The World Health Organisation (WHO) have said there is now sufficient data to say that lack of sleep has a CAUSAL relationship with Alzheimer’s Disease and Dementia. Not a correlation, causal. The evidence needed to say this is astounding, they can't make this statement without being 100% sure of this.
The WHO have also stated that shift-work is a probable carcinogen, meaning shift-work will probably give you cancer. Again, the evidence needed for the WHO to make this statement is huge. Don’t take it lightly.
So needless to say, sleep is kind-of important.
If you struggle with sleep, then the list below is a great starting point for you. I tell all my clients the same advice. While some of these points are general, they all have an impact on your sleep quantity and quality, and so part of figuring out why sleep is an issue for someone it is often important to weed out the little things that can have an impact. If you're still not sleeping well despite doing all 15 points, for at least 3 months, then look to seeking professional advice.
The list below comes from Dr Matthew Walker's book, Why We Sleep. Dr Walker is a professor of neuroscience and expert in sleep. His book is a little heavy on the science, but is fascinating nonetheless, you can purchase it here. For an audio deep dive on the subject, Dr Peter Attia's podcast, The Drive, has a 3-part interview with Dr Walker. Dr Walker also has videos on YouTube and TED talks.
Keep a regular schedule — our bodies like regularity. Try to go to bed and wake up at the same times. With a regular schedule, your body will know when to release calming hormones before bed, and stimulating hormones to wake up.
Keep alcohol and caffeine moderate — both will interfere with sleep. Try to avoid caffeine within 8-9 hours of your bedtime. Never go to bed drunk, it impacts your REM sleep.
Eat and drink appropriately — a regular to smallish-sized meal about 2-3 hours before bed, one that is balanced in nutrients, can help facilitate sleep. Try not to drink too much liquid in the hours before bed, which will help you avoid waking up for bathroom breaks.
Do a brain dump — take a few minutes to write out a list of whatever is bugging you. Whatever is in your brain, get it out and on to paper.
Turn off electronics — digital devices stimulate our brain. We recommend unplugging from all screens at least 30 minutes before bed. This includes television, computers, and smartphones. The screens release a blue light that prevents our brain from preparing for sleep.
Stretch / read / de-stress before bed — maybe some yoga poses, reading, or meditation.
Go to bed before midnight — this is better aligned with natural light cycles.
Sleep at least seven hours — work backwards here. If you need to wake up at 6 AM, 11 PM will be the latest you want to hit the pillow.

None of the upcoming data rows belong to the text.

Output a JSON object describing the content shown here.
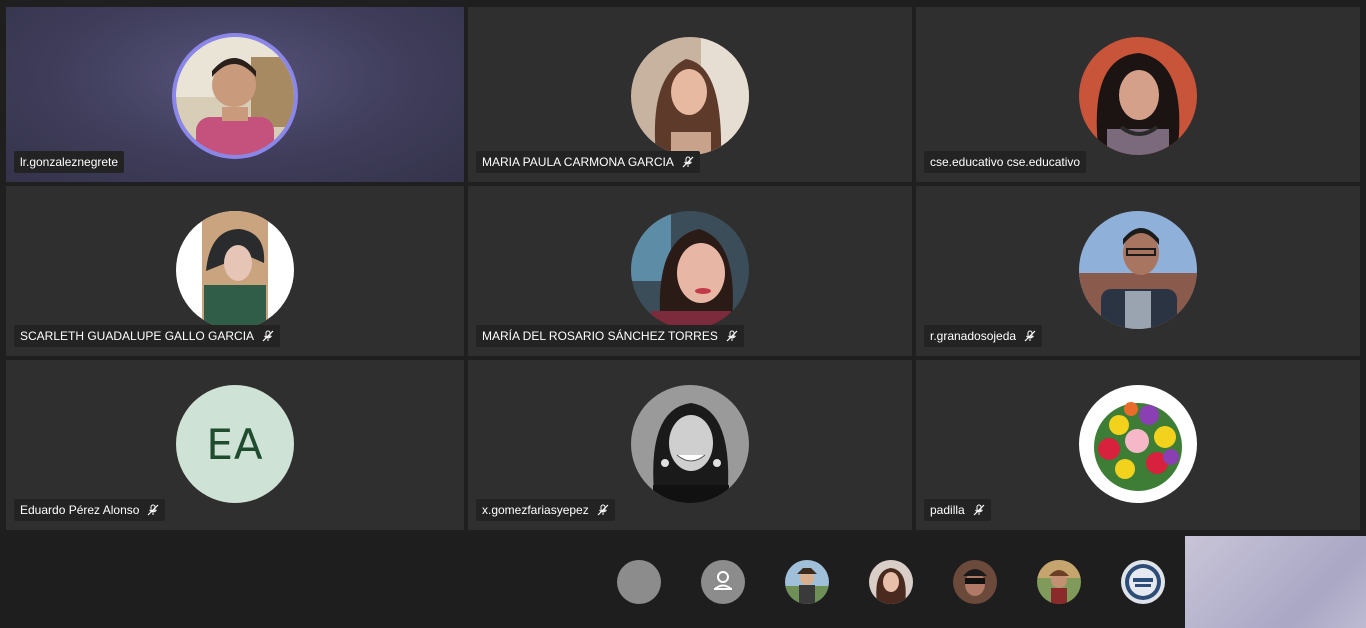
{
  "participants": [
    {
      "name": "lr.gonzaleznegrete",
      "muted": false,
      "speaking": true
    },
    {
      "name": "MARIA PAULA CARMONA GARCIA",
      "muted": true
    },
    {
      "name": "cse.educativo cse.educativo",
      "muted": false
    },
    {
      "name": "SCARLETH GUADALUPE GALLO GARCIA",
      "muted": true
    },
    {
      "name": "MARÍA DEL ROSARIO SÁNCHEZ TORRES",
      "muted": true
    },
    {
      "name": "r.granadosojeda",
      "muted": true
    },
    {
      "name": "Eduardo Pérez Alonso",
      "muted": true,
      "initials": "EA"
    },
    {
      "name": "x.gomezfariasyepez",
      "muted": true
    },
    {
      "name": "padilla",
      "muted": true
    }
  ],
  "overflow_strip": {
    "avatar_icons": [
      "blank-avatar-icon",
      "person-avatar-icon",
      "photo-avatar",
      "photo-avatar",
      "photo-avatar",
      "photo-avatar",
      "logo-avatar"
    ]
  },
  "colors": {
    "tile": "#2f2f2f",
    "speaking_ring": "#8b86ea",
    "nametag_bg": "#232323",
    "initials_bg": "#cfe2d6",
    "initials_fg": "#1f4b2f"
  }
}
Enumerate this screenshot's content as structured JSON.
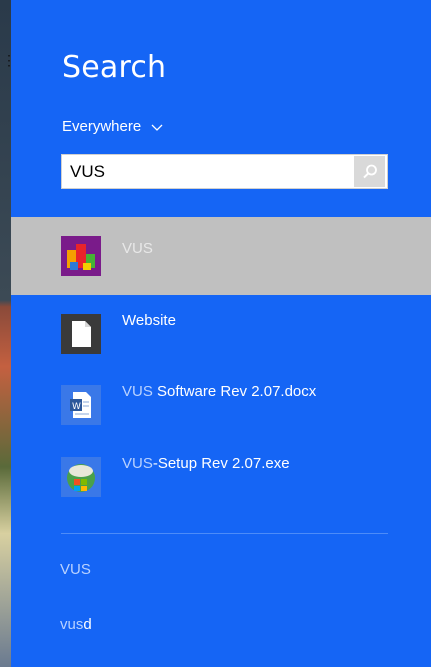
{
  "search": {
    "title": "Search",
    "scope": "Everywhere",
    "query": "VUS"
  },
  "results": [
    {
      "highlight": "VUS",
      "rest": "",
      "icon": "vus-app-icon",
      "selected": true
    },
    {
      "highlight": "",
      "rest": "Website",
      "icon": "blank-file-icon",
      "selected": false
    },
    {
      "highlight": "VUS",
      "rest": " Software Rev 2.07.docx",
      "icon": "word-document-icon",
      "selected": false
    },
    {
      "highlight": "VUS",
      "rest": "-Setup Rev 2.07.exe",
      "icon": "setup-installer-icon",
      "selected": false
    }
  ],
  "suggestions": [
    {
      "highlight": "VUS",
      "rest": ""
    },
    {
      "highlight": "vus",
      "rest": "d"
    }
  ],
  "colors": {
    "panel": "#1565f5",
    "selected_row": "#c0c0c0",
    "match_text": "#b9d2ff"
  }
}
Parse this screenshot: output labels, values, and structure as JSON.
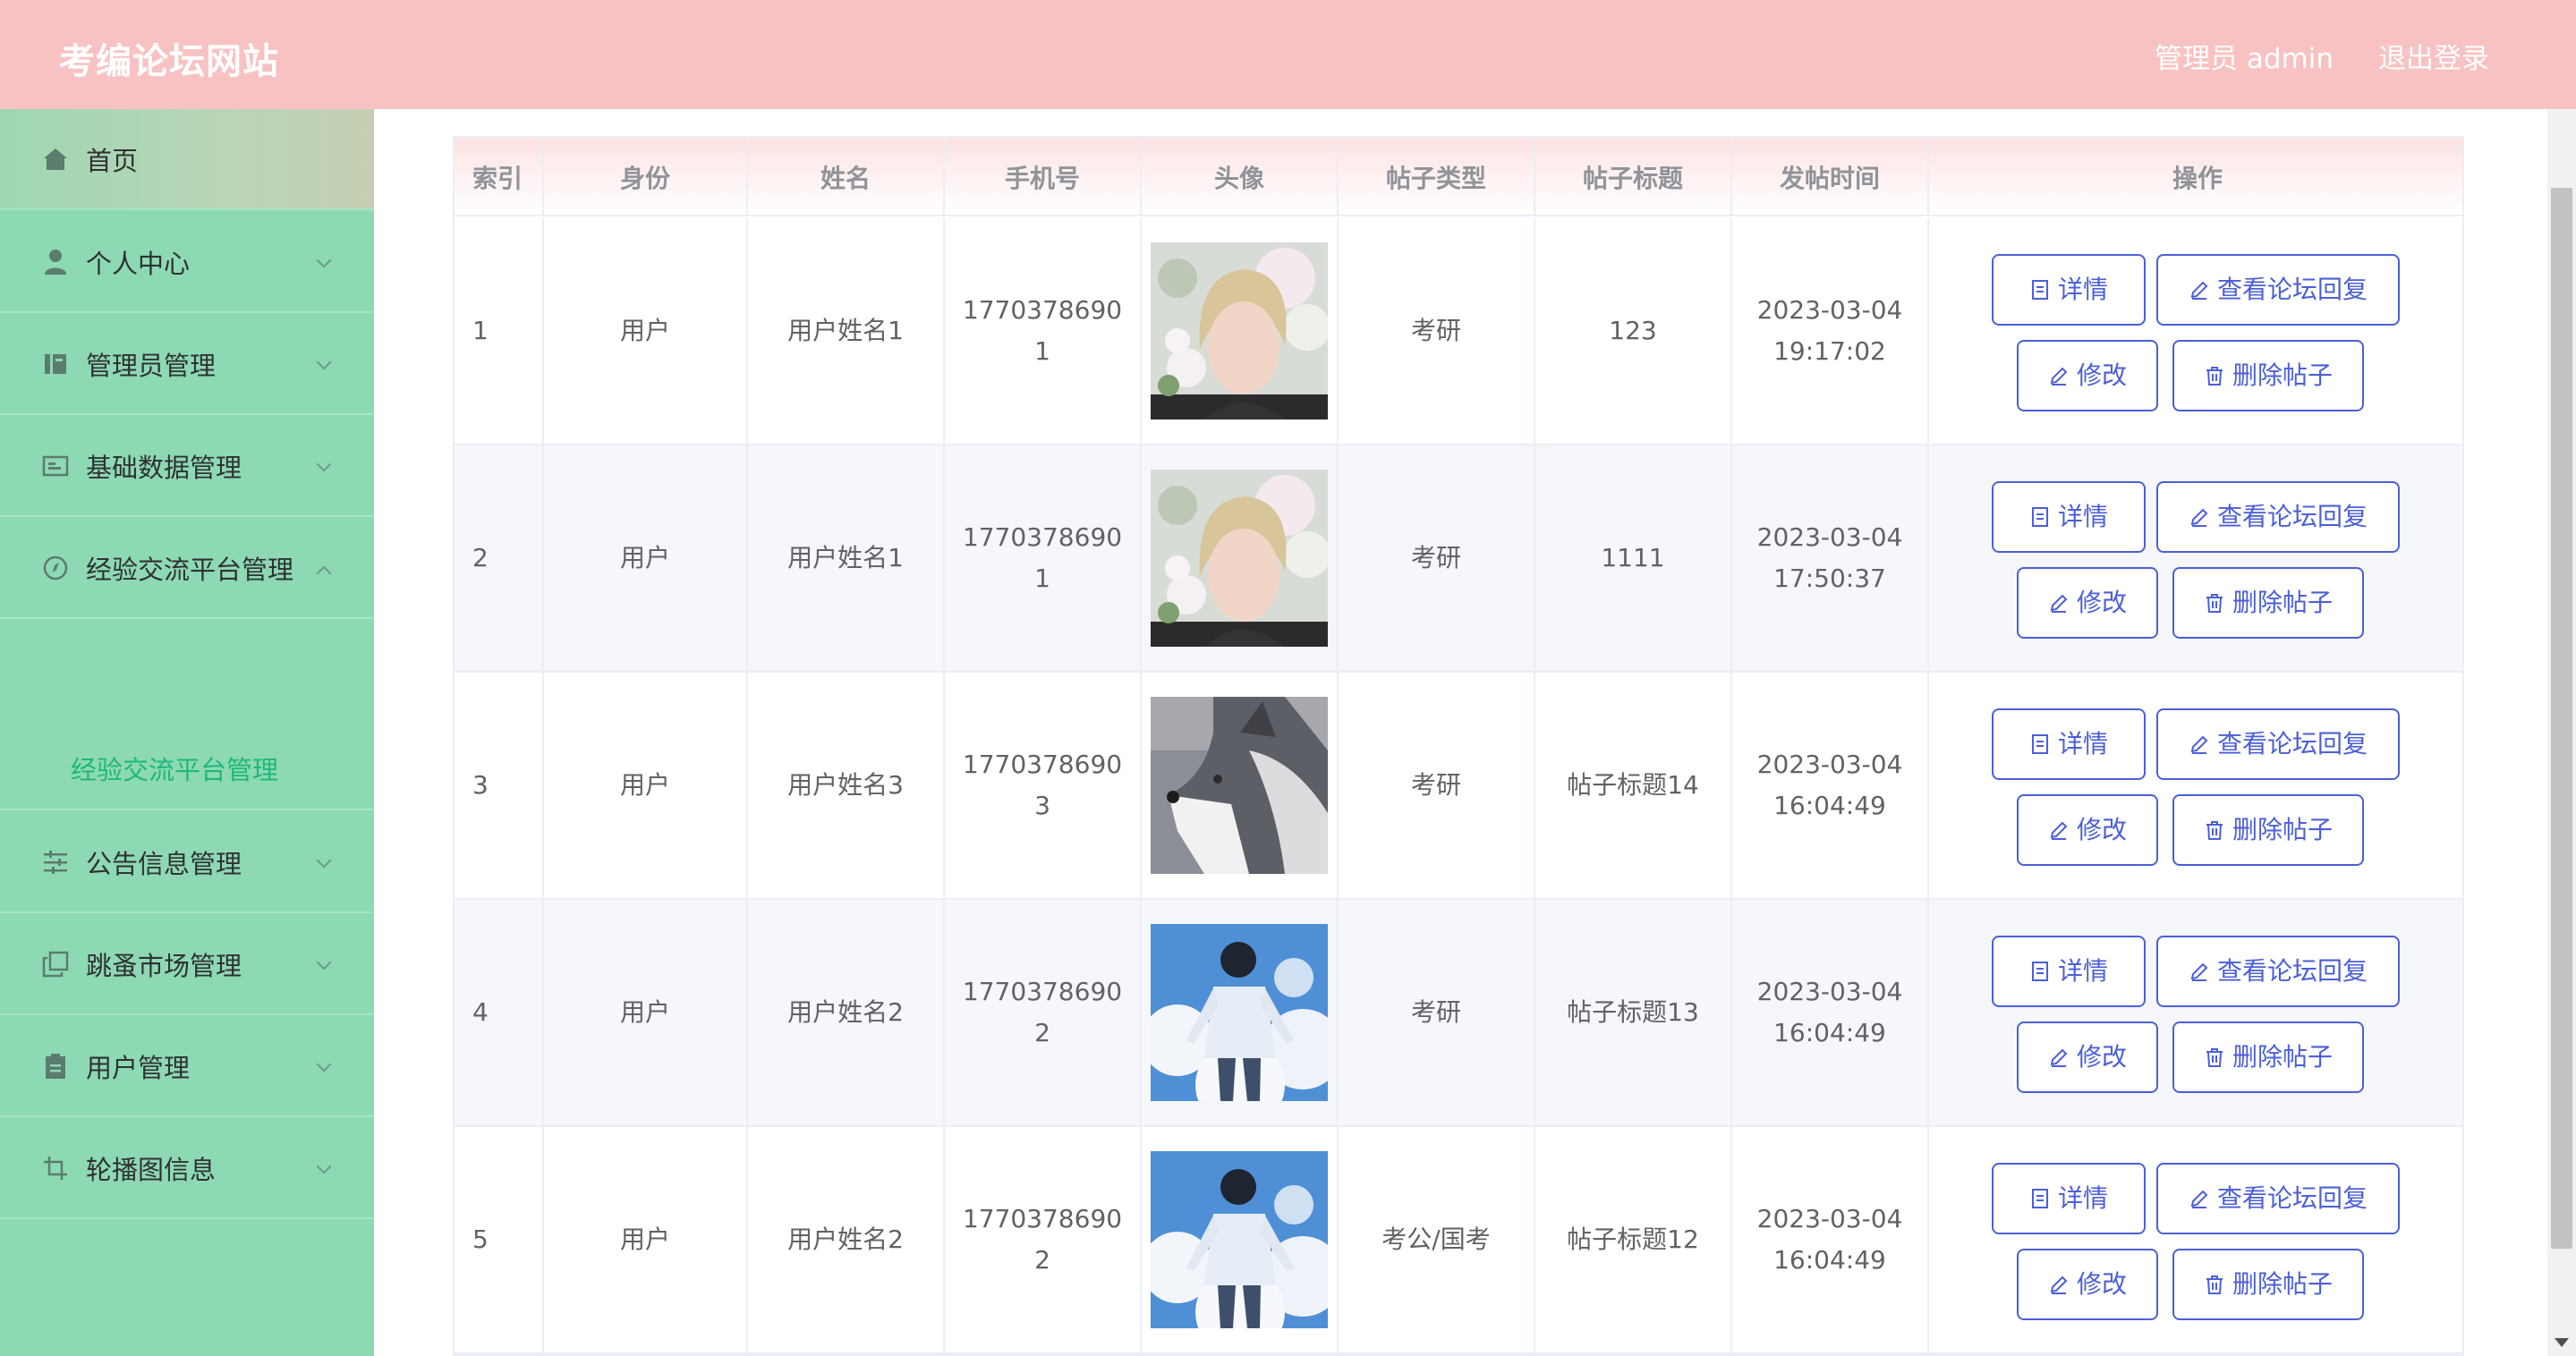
{
  "header": {
    "site_title": "考编论坛网站",
    "user_label": "管理员 admin",
    "logout_label": "退出登录"
  },
  "sidebar": {
    "items": [
      {
        "label": "首页",
        "icon": "home-icon"
      },
      {
        "label": "个人中心",
        "icon": "user-icon"
      },
      {
        "label": "管理员管理",
        "icon": "admin-icon"
      },
      {
        "label": "基础数据管理",
        "icon": "card-icon"
      },
      {
        "label": "经验交流平台管理",
        "icon": "compass-icon"
      },
      {
        "label": "公告信息管理",
        "icon": "sliders-icon"
      },
      {
        "label": "跳蚤市场管理",
        "icon": "copy-icon"
      },
      {
        "label": "用户管理",
        "icon": "clipboard-icon"
      },
      {
        "label": "轮播图信息",
        "icon": "crop-icon"
      }
    ],
    "active_sub": "经验交流平台管理"
  },
  "table": {
    "columns": [
      "索引",
      "身份",
      "姓名",
      "手机号",
      "头像",
      "帖子类型",
      "帖子标题",
      "发帖时间",
      "操作"
    ],
    "rows": [
      {
        "index": "1",
        "role": "用户",
        "name": "用户姓名1",
        "phone_a": "1770378690",
        "phone_b": "1",
        "avatar": "avatar-flowers",
        "type": "考研",
        "title": "123",
        "date": "2023-03-04",
        "time": "19:17:02"
      },
      {
        "index": "2",
        "role": "用户",
        "name": "用户姓名1",
        "phone_a": "1770378690",
        "phone_b": "1",
        "avatar": "avatar-flowers",
        "type": "考研",
        "title": "1111",
        "date": "2023-03-04",
        "time": "17:50:37"
      },
      {
        "index": "3",
        "role": "用户",
        "name": "用户姓名3",
        "phone_a": "1770378690",
        "phone_b": "3",
        "avatar": "avatar-husky",
        "type": "考研",
        "title": "帖子标题14",
        "date": "2023-03-04",
        "time": "16:04:49"
      },
      {
        "index": "4",
        "role": "用户",
        "name": "用户姓名2",
        "phone_a": "1770378690",
        "phone_b": "2",
        "avatar": "avatar-sky",
        "type": "考研",
        "title": "帖子标题13",
        "date": "2023-03-04",
        "time": "16:04:49"
      },
      {
        "index": "5",
        "role": "用户",
        "name": "用户姓名2",
        "phone_a": "1770378690",
        "phone_b": "2",
        "avatar": "avatar-sky",
        "type": "考公/国考",
        "title": "帖子标题12",
        "date": "2023-03-04",
        "time": "16:04:49"
      }
    ],
    "actions": {
      "detail": "详情",
      "view_replies": "查看论坛回复",
      "edit": "修改",
      "delete": "删除帖子"
    }
  },
  "colors": {
    "header_bg": "#f8c2c3",
    "sidebar_bg": "#8dd9b4",
    "active_sub": "#1fb87a",
    "button_border": "#4b5fd8"
  }
}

Exercise regularly — physical movement (especially outdoors) can promote restful sleep at night.
Take a bath or shower — a warm bath with epsom salts or even a cool shower (depending on personal preference) can promote restful sleep.
Keep the room dark — this means curtains, shades, and / or a sleep mask.
Have a stress-free / clutter-free bedroom — get rid of stacks of mail, boxes, clothes strewn about, etc.
Keep it cool — anywhere from 15-20 degrees appears to work best at night.
Use white noise — turn on a fan, humidifier or HEPA filter.
Get outside in the sunlight and fresh air during the day.